Every record that follows must be given again exactly.

■ **EXERCISE INPUT**
· · · ·

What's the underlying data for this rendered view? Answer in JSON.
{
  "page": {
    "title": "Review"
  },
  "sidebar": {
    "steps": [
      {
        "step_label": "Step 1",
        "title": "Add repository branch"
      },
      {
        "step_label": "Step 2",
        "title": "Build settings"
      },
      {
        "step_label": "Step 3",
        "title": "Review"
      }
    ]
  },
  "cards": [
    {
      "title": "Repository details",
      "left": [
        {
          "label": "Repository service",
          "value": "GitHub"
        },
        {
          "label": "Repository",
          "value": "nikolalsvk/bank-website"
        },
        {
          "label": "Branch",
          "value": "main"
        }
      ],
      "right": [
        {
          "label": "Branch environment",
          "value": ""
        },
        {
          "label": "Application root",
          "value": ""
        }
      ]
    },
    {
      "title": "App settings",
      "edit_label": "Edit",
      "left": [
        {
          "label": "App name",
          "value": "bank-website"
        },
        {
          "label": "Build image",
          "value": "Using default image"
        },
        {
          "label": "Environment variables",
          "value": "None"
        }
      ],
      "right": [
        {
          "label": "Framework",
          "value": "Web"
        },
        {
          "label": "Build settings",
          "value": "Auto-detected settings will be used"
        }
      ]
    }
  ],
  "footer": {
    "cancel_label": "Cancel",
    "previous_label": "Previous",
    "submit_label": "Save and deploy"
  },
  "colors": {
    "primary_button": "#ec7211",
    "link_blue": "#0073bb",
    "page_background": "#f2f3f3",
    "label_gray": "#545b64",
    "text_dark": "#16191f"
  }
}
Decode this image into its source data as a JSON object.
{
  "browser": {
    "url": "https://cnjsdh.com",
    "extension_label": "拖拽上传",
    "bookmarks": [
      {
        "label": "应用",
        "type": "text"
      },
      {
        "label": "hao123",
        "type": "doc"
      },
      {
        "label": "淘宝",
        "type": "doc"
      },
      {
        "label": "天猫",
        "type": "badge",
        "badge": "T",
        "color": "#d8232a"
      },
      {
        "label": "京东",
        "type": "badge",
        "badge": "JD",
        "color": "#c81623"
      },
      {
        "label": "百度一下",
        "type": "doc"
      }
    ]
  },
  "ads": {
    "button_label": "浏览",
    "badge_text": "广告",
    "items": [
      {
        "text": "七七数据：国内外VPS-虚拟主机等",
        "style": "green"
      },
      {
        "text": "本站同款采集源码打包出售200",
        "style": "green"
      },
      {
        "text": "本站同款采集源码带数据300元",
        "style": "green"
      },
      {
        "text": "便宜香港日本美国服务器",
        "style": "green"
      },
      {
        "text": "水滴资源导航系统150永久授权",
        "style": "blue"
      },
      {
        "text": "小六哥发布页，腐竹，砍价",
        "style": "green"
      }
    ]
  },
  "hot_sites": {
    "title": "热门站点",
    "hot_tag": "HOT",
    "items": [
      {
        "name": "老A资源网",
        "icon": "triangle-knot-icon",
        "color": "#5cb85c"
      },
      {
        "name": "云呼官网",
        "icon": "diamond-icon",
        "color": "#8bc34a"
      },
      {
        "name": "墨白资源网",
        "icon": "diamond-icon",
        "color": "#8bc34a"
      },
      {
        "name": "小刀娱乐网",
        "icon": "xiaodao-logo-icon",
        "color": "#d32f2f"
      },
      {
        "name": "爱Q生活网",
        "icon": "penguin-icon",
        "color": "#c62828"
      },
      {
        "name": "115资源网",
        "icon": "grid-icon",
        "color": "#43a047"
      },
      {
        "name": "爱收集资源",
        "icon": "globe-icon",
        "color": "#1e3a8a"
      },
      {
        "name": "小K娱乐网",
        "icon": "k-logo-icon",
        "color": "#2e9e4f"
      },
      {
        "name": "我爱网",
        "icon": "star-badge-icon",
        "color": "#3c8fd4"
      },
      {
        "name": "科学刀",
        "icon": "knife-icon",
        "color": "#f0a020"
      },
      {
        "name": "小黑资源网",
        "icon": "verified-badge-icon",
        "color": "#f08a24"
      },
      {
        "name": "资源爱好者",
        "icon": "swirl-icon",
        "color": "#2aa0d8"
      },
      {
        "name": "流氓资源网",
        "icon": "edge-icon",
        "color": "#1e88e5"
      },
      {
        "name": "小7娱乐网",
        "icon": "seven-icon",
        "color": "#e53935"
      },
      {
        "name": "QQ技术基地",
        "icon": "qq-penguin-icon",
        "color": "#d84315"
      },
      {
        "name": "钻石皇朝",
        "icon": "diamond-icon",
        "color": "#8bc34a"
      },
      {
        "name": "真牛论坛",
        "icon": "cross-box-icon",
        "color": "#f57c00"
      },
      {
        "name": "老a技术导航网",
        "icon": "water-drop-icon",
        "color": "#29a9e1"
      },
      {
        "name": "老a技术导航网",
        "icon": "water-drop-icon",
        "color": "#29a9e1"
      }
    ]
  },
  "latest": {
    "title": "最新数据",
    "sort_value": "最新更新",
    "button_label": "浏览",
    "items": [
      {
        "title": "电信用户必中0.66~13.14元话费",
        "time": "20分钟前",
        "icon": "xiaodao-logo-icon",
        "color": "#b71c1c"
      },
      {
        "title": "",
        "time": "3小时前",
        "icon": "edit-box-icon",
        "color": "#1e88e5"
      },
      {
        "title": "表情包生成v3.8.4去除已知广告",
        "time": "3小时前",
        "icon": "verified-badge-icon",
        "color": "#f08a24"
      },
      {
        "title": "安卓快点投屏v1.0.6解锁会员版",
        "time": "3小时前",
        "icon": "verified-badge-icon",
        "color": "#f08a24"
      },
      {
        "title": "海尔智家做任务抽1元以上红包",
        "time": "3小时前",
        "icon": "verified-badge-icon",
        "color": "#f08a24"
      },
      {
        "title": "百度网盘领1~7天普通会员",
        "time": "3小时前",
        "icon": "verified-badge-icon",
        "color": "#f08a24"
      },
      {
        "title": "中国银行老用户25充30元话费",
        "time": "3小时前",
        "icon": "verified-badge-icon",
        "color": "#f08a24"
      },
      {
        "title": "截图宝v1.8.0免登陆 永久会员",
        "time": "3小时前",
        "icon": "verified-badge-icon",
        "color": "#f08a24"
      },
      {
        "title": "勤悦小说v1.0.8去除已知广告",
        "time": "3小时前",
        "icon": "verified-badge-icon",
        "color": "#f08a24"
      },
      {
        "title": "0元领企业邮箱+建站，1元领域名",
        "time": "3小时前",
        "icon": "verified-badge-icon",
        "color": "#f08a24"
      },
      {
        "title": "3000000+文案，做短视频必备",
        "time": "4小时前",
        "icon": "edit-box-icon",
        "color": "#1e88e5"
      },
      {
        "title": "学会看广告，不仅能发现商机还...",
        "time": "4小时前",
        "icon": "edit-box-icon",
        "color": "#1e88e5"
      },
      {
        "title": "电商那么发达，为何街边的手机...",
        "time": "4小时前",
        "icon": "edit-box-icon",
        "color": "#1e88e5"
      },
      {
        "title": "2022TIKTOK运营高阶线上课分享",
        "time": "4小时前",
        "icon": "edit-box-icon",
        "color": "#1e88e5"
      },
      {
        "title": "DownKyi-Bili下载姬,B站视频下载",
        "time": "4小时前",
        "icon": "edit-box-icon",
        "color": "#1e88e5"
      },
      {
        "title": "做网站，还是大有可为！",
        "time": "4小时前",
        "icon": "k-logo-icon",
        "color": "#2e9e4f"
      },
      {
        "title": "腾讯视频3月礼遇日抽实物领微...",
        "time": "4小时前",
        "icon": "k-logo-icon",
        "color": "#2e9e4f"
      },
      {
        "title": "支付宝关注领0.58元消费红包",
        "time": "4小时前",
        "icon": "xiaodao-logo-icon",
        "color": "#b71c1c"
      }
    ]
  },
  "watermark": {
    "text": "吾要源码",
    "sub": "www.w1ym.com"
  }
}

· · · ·

■ **ANSWER TO THIS TASK**
What's the underlying data for this rendered view? Answer in JSON.
{
  "page": {
    "title": "Review"
  },
  "sidebar": {
    "steps": [
      {
        "step_label": "Step 1",
        "title": "Add repository branch"
      },
      {
        "step_label": "Step 2",
        "title": "Build settings"
      },
      {
        "step_label": "Step 3",
        "title": "Review"
      }
    ]
  },
  "cards": [
    {
      "title": "Repository details",
      "left": [
        {
          "label": "Repository service",
          "value": "GitHub"
        },
        {
          "label": "Repository",
          "value": "nikolalsvk/bank-website"
        },
        {
          "label": "Branch",
          "value": "main"
        }
      ],
      "right": [
        {
          "label": "Branch environment",
          "value": ""
        },
        {
          "label": "Application root",
          "value": ""
        }
      ]
    },
    {
      "title": "App settings",
      "edit_label": "Edit",
      "left": [
        {
          "label": "App name",
          "value": "bank-website"
        },
        {
          "label": "Build image",
          "value": "Using default image"
        },
        {
          "label": "Environment variables",
          "value": "None"
        }
      ],
      "right": [
        {
          "label": "Framework",
          "value": "Web"
        },
        {
          "label": "Build settings",
          "value": "Auto-detected settings will be used"
        }
      ]
    }
  ],
  "footer": {
    "cancel_label": "Cancel",
    "previous_label": "Previous",
    "submit_label": "Save and deploy"
  },
  "colors": {
    "primary_button": "#ec7211",
    "link_blue": "#0073bb",
    "page_background": "#f2f3f3",
    "label_gray": "#545b64",
    "text_dark": "#16191f"
  }
}
Decode this image into its source data as a JSON object.
{
  "browser": {
    "url": "https://cnjsdh.com",
    "extension_label": "拖拽上传",
    "bookmarks": [
      {
        "label": "应用",
        "type": "text"
      },
      {
        "label": "hao123",
        "type": "doc"
      },
      {
        "label": "淘宝",
        "type": "doc"
      },
      {
        "label": "天猫",
        "type": "badge",
        "badge": "T",
        "color": "#d8232a"
      },
      {
        "label": "京东",
        "type": "badge",
        "badge": "JD",
        "color": "#c81623"
      },
      {
        "label": "百度一下",
        "type": "doc"
      }
    ]
  },
  "ads": {
    "button_label": "浏览",
    "badge_text": "广告",
    "items": [
      {
        "text": "七七数据：国内外VPS-虚拟主机等",
        "style": "green"
      },
      {
        "text": "本站同款采集源码打包出售200",
        "style": "green"
      },
      {
        "text": "本站同款采集源码带数据300元",
        "style": "green"
      },
      {
        "text": "便宜香港日本美国服务器",
        "style": "green"
      },
      {
        "text": "水滴资源导航系统150永久授权",
        "style": "blue"
      },
      {
        "text": "小六哥发布页，腐竹，砍价",
        "style": "green"
      }
    ]
  },
  "hot_sites": {
    "title": "热门站点",
    "hot_tag": "HOT",
    "items": [
      {
        "name": "老A资源网",
        "icon": "triangle-knot-icon",
        "color": "#5cb85c"
      },
      {
        "name": "云呼官网",
        "icon": "diamond-icon",
        "color": "#8bc34a"
      },
      {
        "name": "墨白资源网",
        "icon": "diamond-icon",
        "color": "#8bc34a"
      },
      {
        "name": "小刀娱乐网",
        "icon": "xiaodao-logo-icon",
        "color": "#d32f2f"
      },
      {
        "name": "爱Q生活网",
        "icon": "penguin-icon",
        "color": "#c62828"
      },
      {
        "name": "115资源网",
        "icon": "grid-icon",
        "color": "#43a047"
      },
      {
        "name": "爱收集资源",
        "icon": "globe-icon",
        "color": "#1e3a8a"
      },
      {
        "name": "小K娱乐网",
        "icon": "k-logo-icon",
        "color": "#2e9e4f"
      },
      {
        "name": "我爱网",
        "icon": "star-badge-icon",
        "color": "#3c8fd4"
      },
      {
        "name": "科学刀",
        "icon": "knife-icon",
        "color": "#f0a020"
      },
      {
        "name": "小黑资源网",
        "icon": "verified-badge-icon",
        "color": "#f08a24"
      },
      {
        "name": "资源爱好者",
        "icon": "swirl-icon",
        "color": "#2aa0d8"
      },
      {
        "name": "流氓资源网",
        "icon": "edge-icon",
        "color": "#1e88e5"
      },
      {
        "name": "小7娱乐网",
        "icon": "seven-icon",
        "color": "#e53935"
      },
      {
        "name": "QQ技术基地",
        "icon": "qq-penguin-icon",
        "color": "#d84315"
      },
      {
        "name": "钻石皇朝",
        "icon": "diamond-icon",
        "color": "#8bc34a"
      },
      {
        "name": "真牛论坛",
        "icon": "cross-box-icon",
        "color": "#f57c00"
      },
      {
        "name": "老a技术导航网",
        "icon": "water-drop-icon",
        "color": "#29a9e1"
      },
      {
        "name": "老a技术导航网",
        "icon": "water-drop-icon",
        "color": "#29a9e1"
      }
    ]
  },
  "latest": {
    "title": "最新数据",
    "sort_value": "最新更新",
    "button_label": "浏览",
    "items": [
      {
        "title": "电信用户必中0.66~13.14元话费",
        "time": "20分钟前",
        "icon": "xiaodao-logo-icon",
        "color": "#b71c1c"
      },
      {
        "title": "",
        "time": "3小时前",
        "icon": "edit-box-icon",
        "color": "#1e88e5"
      },
      {
        "title": "表情包生成v3.8.4去除已知广告",
        "time": "3小时前",
        "icon": "verified-badge-icon",
        "color": "#f08a24"
      },
      {
        "title": "安卓快点投屏v1.0.6解锁会员版",
        "time": "3小时前",
        "icon": "verified-badge-icon",
        "color": "#f08a24"
      },
      {
        "title": "海尔智家做任务抽1元以上红包",
        "time": "3小时前",
        "icon": "verified-badge-icon",
        "color": "#f08a24"
      },
      {
        "title": "百度网盘领1~7天普通会员",
        "time": "3小时前",
        "icon": "verified-badge-icon",
        "color": "#f08a24"
      },
      {
        "title": "中国银行老用户25充30元话费",
        "time": "3小时前",
        "icon": "verified-badge-icon",
        "color": "#f08a24"
      },
      {
        "title": "截图宝v1.8.0免登陆 永久会员",
        "time": "3小时前",
        "icon": "verified-badge-icon",
        "color": "#f08a24"
      },
      {
        "title": "勤悦小说v1.0.8去除已知广告",
        "time": "3小时前",
        "icon": "verified-badge-icon",
        "color": "#f08a24"
      },
      {
        "title": "0元领企业邮箱+建站，1元领域名",
        "time": "3小时前",
        "icon": "verified-badge-icon",
        "color": "#f08a24"
      },
      {
        "title": "3000000+文案，做短视频必备",
        "time": "4小时前",
        "icon": "edit-box-icon",
        "color": "#1e88e5"
      },
      {
        "title": "学会看广告，不仅能发现商机还...",
        "time": "4小时前",
        "icon": "edit-box-icon",
        "color": "#1e88e5"
      },
      {
        "title": "电商那么发达，为何街边的手机...",
        "time": "4小时前",
        "icon": "edit-box-icon",
        "color": "#1e88e5"
      },
      {
        "title": "2022TIKTOK运营高阶线上课分享",
        "time": "4小时前",
        "icon": "edit-box-icon",
        "color": "#1e88e5"
      },
      {
        "title": "DownKyi-Bili下载姬,B站视频下载",
        "time": "4小时前",
        "icon": "edit-box-icon",
        "color": "#1e88e5"
      },
      {
        "title": "做网站，还是大有可为！",
        "time": "4小时前",
        "icon": "k-logo-icon",
        "color": "#2e9e4f"
      },
      {
        "title": "腾讯视频3月礼遇日抽实物领微...",
        "time": "4小时前",
        "icon": "k-logo-icon",
        "color": "#2e9e4f"
      },
      {
        "title": "支付宝关注领0.58元消费红包",
        "time": "4小时前",
        "icon": "xiaodao-logo-icon",
        "color": "#b71c1c"
      }
    ]
  },
  "watermark": {
    "text": "吾要源码",
    "sub": "www.w1ym.com"
  }
}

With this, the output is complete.